BEGIN PROVIDED DATA

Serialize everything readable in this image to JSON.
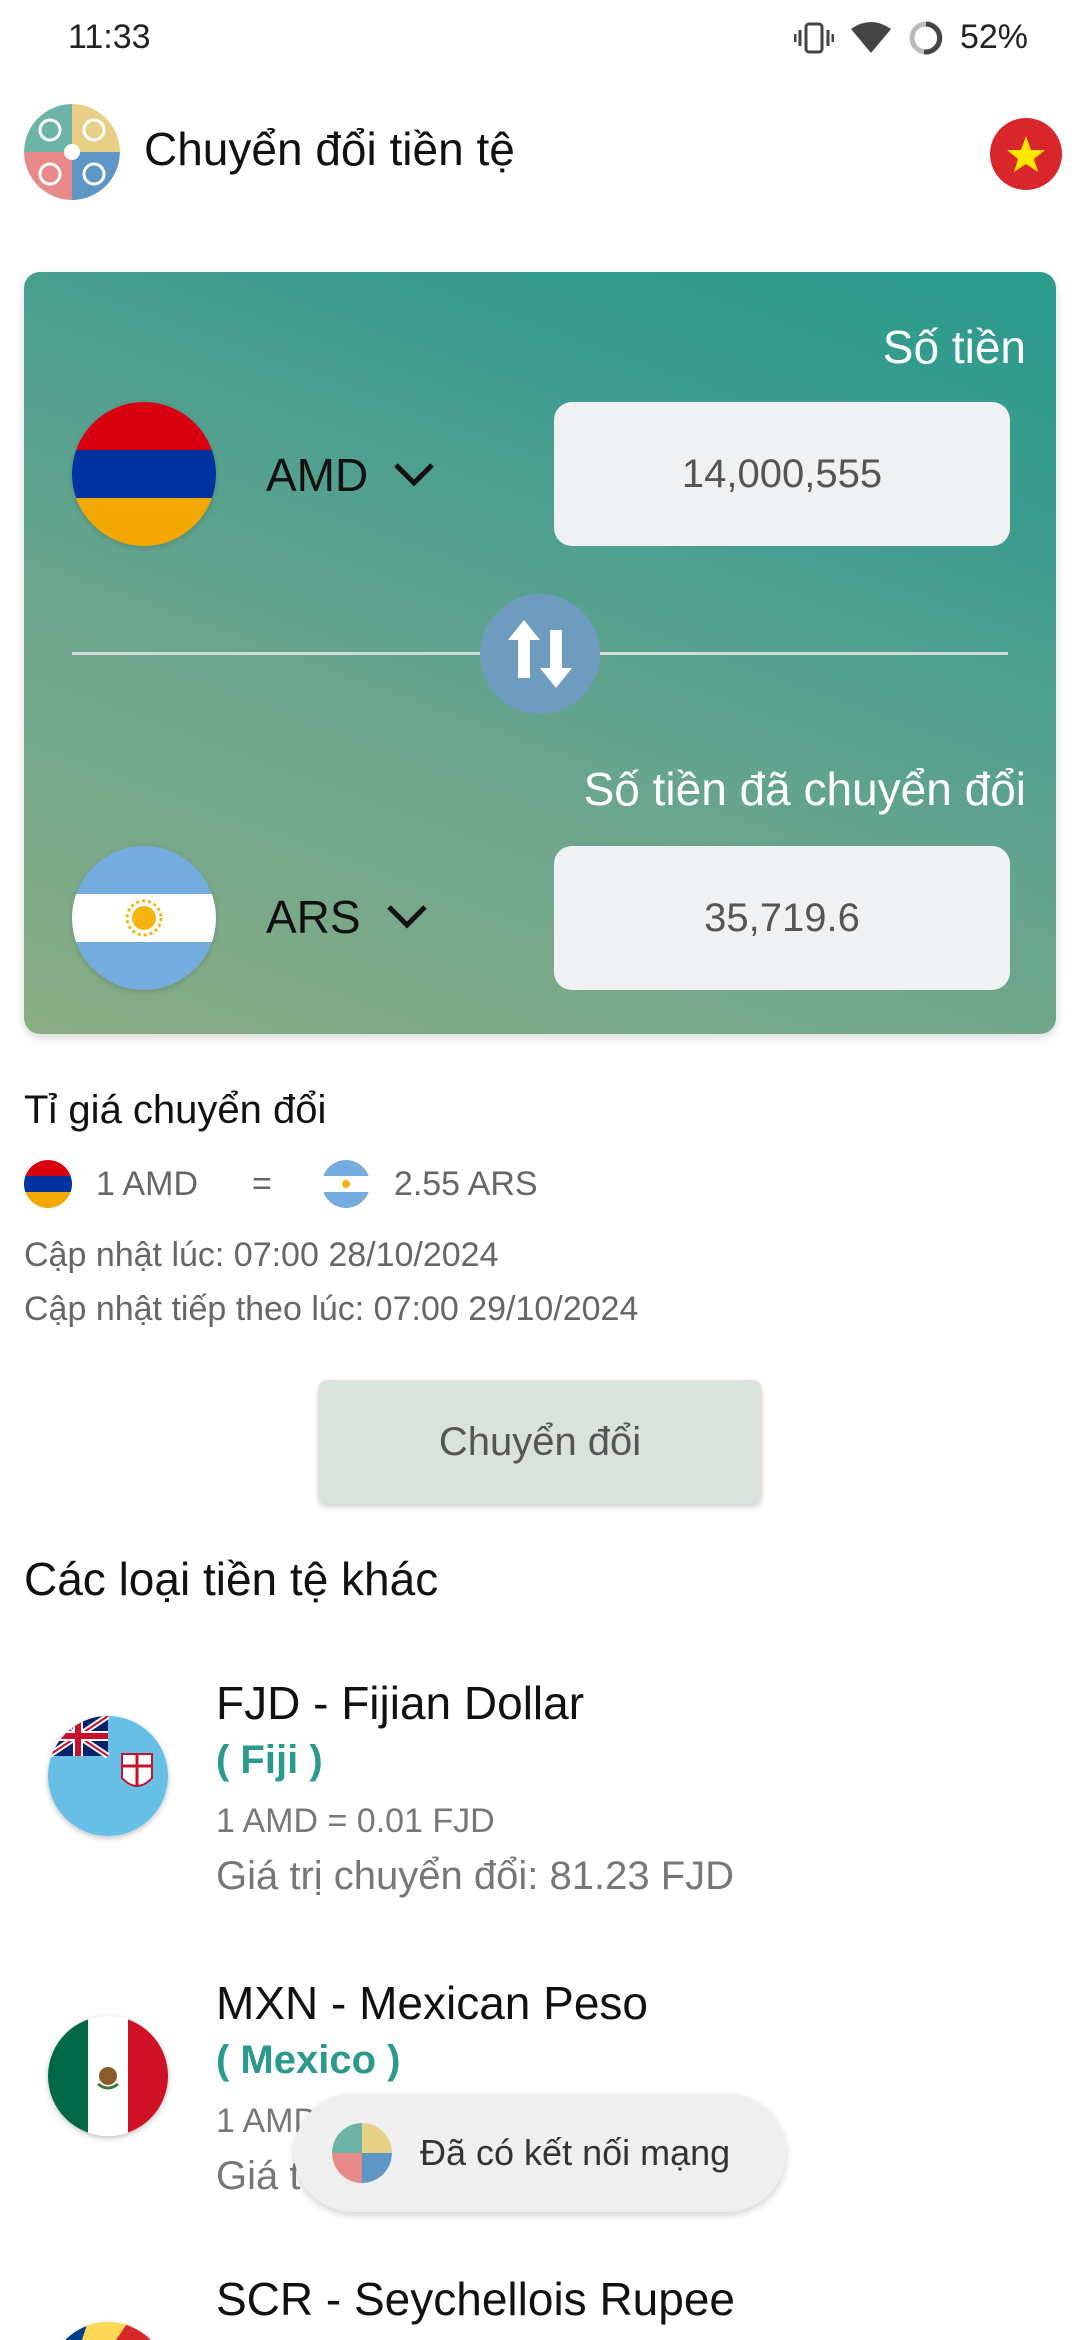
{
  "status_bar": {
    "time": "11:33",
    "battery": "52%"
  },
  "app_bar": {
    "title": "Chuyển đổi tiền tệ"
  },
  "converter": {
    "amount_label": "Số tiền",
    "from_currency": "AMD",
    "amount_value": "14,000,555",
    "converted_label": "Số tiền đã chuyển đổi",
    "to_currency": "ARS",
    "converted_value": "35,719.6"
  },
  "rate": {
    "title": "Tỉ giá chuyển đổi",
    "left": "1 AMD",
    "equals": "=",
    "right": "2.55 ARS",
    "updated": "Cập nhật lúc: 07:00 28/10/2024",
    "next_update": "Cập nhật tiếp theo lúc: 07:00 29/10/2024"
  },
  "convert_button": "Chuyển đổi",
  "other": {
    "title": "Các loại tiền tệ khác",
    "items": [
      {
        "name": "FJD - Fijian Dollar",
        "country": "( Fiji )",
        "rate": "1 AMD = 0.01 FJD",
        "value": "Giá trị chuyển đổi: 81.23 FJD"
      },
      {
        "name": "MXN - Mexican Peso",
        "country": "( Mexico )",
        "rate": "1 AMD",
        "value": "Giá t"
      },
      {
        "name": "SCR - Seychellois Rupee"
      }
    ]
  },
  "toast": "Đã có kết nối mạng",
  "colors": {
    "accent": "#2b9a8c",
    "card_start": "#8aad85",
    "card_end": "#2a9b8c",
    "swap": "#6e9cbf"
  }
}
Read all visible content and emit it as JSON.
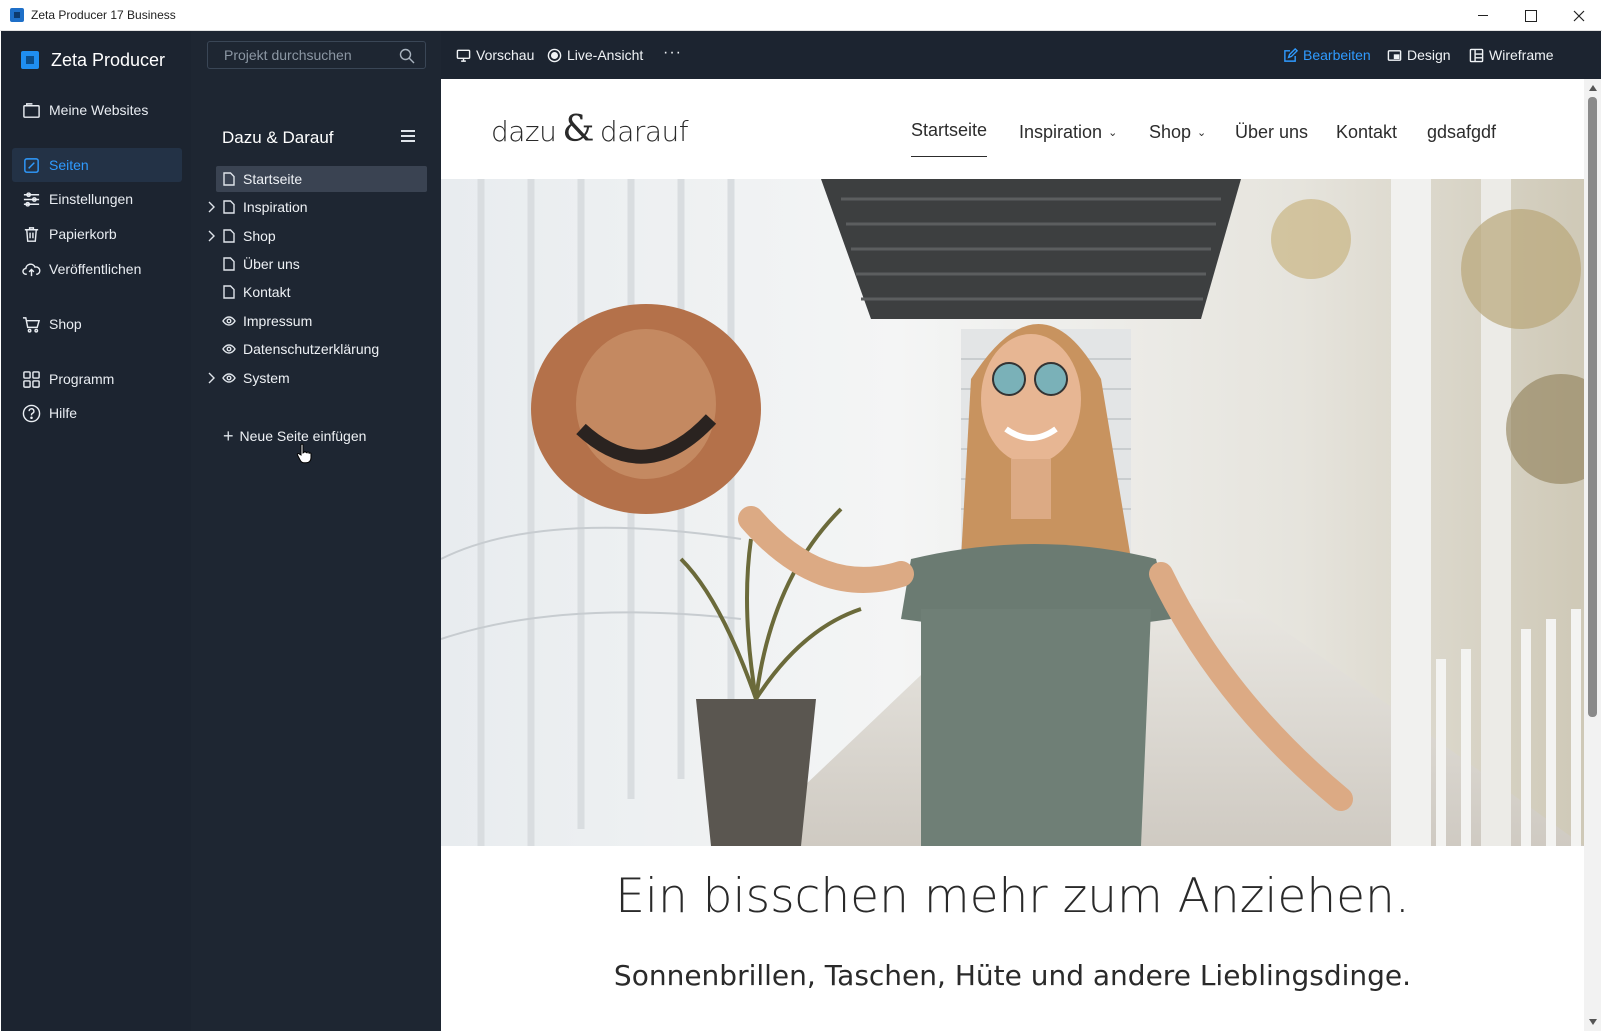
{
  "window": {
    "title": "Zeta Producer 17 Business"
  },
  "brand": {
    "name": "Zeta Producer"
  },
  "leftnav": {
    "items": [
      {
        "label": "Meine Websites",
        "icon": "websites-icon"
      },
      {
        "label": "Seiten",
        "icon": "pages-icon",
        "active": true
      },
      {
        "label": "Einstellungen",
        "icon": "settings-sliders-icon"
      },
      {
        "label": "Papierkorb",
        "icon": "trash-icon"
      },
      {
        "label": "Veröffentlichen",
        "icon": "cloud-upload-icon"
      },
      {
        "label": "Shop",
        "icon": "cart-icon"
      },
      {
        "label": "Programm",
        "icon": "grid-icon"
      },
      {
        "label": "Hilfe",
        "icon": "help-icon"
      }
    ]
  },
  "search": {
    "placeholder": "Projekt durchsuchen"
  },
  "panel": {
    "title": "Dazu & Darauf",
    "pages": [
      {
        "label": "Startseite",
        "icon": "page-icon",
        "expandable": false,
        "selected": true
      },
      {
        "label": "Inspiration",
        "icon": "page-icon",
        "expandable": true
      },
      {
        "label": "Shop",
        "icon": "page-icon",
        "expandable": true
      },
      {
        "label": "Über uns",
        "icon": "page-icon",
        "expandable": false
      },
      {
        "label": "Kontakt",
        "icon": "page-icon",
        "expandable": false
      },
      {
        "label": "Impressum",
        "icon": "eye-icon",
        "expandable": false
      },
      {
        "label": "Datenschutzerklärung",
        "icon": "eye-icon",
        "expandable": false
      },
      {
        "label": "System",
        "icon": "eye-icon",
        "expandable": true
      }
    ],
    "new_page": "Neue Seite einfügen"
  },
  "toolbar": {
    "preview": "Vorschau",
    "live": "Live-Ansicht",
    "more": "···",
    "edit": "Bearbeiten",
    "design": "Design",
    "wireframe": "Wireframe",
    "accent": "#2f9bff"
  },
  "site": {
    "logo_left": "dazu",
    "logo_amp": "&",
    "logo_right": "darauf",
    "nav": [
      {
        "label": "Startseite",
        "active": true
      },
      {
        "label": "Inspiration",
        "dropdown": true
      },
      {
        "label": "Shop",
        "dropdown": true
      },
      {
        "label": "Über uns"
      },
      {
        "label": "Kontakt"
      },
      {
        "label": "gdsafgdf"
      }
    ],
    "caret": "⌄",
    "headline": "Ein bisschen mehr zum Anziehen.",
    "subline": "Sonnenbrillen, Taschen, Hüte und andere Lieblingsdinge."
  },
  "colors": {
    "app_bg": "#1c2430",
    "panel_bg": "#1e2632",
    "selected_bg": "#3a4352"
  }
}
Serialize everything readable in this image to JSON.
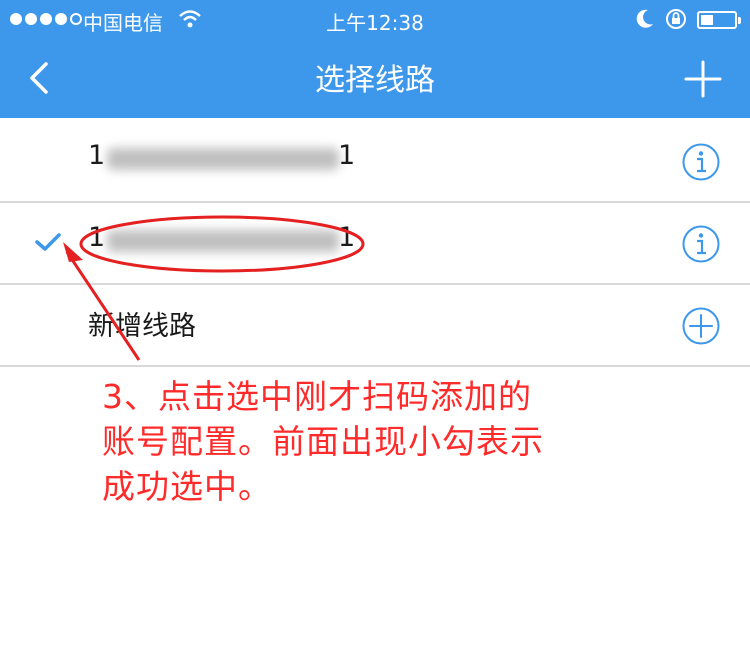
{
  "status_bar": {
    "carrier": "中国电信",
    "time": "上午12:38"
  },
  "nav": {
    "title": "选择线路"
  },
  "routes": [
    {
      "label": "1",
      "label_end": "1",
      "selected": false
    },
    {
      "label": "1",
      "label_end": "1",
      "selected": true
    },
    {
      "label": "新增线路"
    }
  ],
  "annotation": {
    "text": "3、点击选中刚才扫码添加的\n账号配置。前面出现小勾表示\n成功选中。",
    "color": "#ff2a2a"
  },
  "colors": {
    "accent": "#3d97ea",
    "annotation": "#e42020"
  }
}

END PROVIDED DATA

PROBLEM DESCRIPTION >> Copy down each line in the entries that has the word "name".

RESPONSE BOX >>
        "name": "FJD - Fijian Dollar",
        "name": "MXN - Mexican Peso",
        "name": "SCR - Seychellois Rupee"
    "name": "Zeta Producer"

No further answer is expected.